Michael Ondaatje was born in 1943 in Sri Lanka. In 1954, he moved to England and then to Canada in 1962. He studied at the University of Toronto and Queen’s University, Ontario and went on to teach at York University, Toronto.
He first achieved literary success as a poet with works such as The Collected Works of Billy the Kid: Left Handed Poems (1981) and The Cinnamon Peeler: Selected Poems (1989). He has since come to be regarded as a novelist most notably with the fame achieved with the welcome critical reception of his fourth novel, The English Patient (1992). This was a joint winner of the Booker Prize in 1992, along with The Sacred Hunger (1992) by Barry Unsworth, and was adapted for film in 1996. He has also written a memoir, which is entitled Running i
1. Analyse the structure of the narrative and note how there is a movement between the past and present. How does this style affect the content?
The effects of the Second World War are a central thematic concern of this novel and this is explained both in the content and in the way it is structured. The main characters have been damaged psychologically and physically by the war and Hana and Caravaggio in particular are seen to have been left in a state of calm after the storm as they recuperate from what has happened. By avoiding exposition, that is, by not explaining coherently the background of each of the main characters, the readers are left to assemble them piece by piece. In this way, the often fragmented narratives are used to highlight how fragmented the stories of these people are.
The novel also moves between the past and present and back again intermittently and this has the effect of disrupting the continuum of the present. Just as memories are impossible to avoid or repress, the past continues to resurface here. Hana makes a concerted effort to only live in the present and, consequently, little is given about her background before the war.
2. Consider the literary nature of this work and how books are made integral to the narrative.
It is explained that Hana has come to regard reading as her only form of pleasure or refuge (particularly before the arrival of Kip). Books become, then, her salvation and are also the means of expressing her isolation. It is telling, for example, that she is compared to Robinson Crusoe.
Other works are also used to speak for the novel, as with Kim by Rudyard Kipling and The Histories by Herodotus. The references to Kim are of particular significance as this bolsters the narrative’s preoccupation with English Imperialism. However, when Hana comes to see herself as Kim and Kip as Creighton the possibilities of challenging categories and stereotypes is suggested.
3. Consider the way the patient’s identity is held back from the readers.
By referring to the patient as the English patient, and then gradually revealing that this man is Almásy (who worked as a ‘spy helper’ for German Intelligence), the readers’ suppositions are challenged and an element of mystery is added.
This challenge to preconceptions is enhanced when Hana and later Caravaggio decide that the patient’s true identity is no longer of importance and they avoid condemning him for the part he played in the war.

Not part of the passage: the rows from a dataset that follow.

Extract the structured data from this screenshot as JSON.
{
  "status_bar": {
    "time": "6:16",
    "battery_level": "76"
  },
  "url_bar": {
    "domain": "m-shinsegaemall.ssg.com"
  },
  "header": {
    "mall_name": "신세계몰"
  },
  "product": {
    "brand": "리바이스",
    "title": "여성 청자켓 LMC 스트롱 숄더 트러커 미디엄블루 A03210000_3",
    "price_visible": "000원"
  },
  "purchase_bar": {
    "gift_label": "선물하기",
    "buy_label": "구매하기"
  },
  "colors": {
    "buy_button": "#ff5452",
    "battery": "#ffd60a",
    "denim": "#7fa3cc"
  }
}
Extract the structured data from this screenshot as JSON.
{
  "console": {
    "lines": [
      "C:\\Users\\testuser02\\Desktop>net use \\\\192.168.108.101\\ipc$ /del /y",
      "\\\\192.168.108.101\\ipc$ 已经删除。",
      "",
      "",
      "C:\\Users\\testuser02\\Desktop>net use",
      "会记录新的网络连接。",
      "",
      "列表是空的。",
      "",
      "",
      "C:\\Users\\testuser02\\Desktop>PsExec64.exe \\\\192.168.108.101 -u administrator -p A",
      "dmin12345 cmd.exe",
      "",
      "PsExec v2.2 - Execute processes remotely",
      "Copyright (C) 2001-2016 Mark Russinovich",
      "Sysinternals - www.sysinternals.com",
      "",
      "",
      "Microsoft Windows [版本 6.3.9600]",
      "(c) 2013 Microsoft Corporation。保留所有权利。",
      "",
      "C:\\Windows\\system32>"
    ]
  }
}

By refusing to condemn him, the past is allowed to remain in the past and some reconciliation with the enemy is given.
4. Explain the relationship between map-making, nationality and war as depicted in this novel.

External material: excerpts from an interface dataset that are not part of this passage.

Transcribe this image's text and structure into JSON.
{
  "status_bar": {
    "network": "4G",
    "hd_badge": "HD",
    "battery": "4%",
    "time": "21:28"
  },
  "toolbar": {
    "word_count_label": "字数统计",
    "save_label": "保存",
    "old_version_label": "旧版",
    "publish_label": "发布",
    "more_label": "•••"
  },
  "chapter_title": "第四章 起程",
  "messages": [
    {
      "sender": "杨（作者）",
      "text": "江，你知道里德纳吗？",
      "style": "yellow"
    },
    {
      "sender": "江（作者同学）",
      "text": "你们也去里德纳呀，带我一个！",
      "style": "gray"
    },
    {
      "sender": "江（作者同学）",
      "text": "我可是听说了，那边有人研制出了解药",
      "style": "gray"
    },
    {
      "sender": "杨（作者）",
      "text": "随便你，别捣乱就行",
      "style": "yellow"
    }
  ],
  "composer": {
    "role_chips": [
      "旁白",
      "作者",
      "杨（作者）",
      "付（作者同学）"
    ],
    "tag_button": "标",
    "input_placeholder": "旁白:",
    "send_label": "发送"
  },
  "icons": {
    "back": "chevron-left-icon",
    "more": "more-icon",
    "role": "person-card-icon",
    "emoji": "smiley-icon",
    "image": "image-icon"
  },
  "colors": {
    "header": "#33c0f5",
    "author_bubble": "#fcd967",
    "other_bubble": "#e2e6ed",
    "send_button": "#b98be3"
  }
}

The patient refers to himself (and Kip) as an ‘international bastard’ and through him we are also invited to question the dangerous nature of nation-building.
It is of interest that this point is raised by one who has worked for German intelligence, and so did have a vested interest at least for a time in the concept of nations and nationality. His unreliability as a narrator should not be overlooked, of course, but his point about the destructiveness that follows the construction of nations is one that bears recognition.
The patient also represents the intellectuals who acquire knowledge for the sake of knowledge, but this is then used in negative ways. This use of knowledge for the purposes of destruction is recorded most poignantly in the references to the bombing of Hiroshima and Nagasaki. 5. Outline the ways this novel criticizes the British Empire, and how it questions the deadly influence of Englishness.
It is through the characterization of Kip and the references to the racist treatment he receives in England that the narrative introduces a critique of Englishness and the British Empire.
This introduction leads us to the final disillusionment he experiences with the bombing of Nagasaki and Hiroshima, and to when he turns away from the army he has served throughout the war. It is telling that when he leaves he chooses to head south in the opposite direction he came in when he was a part of the invasion. This movement highlights all the more how he has turned away from the values and beliefs that he has followed to the point that he repeatedly risked his life.
Englishness is seen finally, then, to represent a form of hypocrisy as Kip served in the war through loyalty and for equality. With the bombing of Hiroshima and Nagasaki, he, like Caravaggio, recognized this as an attack on the people of Asia by the Americans and the English.
n the Family (1983).
Of his other work, Coming Through Slaughter (1976) is a fictionalised biography of Buddy Bolden, and, therefore, plays with the boundaries of fact and fiction. Anil’s Ghost (2000) is the follow-up to The English Patient and is set in Sri Lanka. The more recent Divisadero (2007) is set in France and California. He and his wife, the novelist Linda Spalding, are also two of the editors of the literary journal Brick.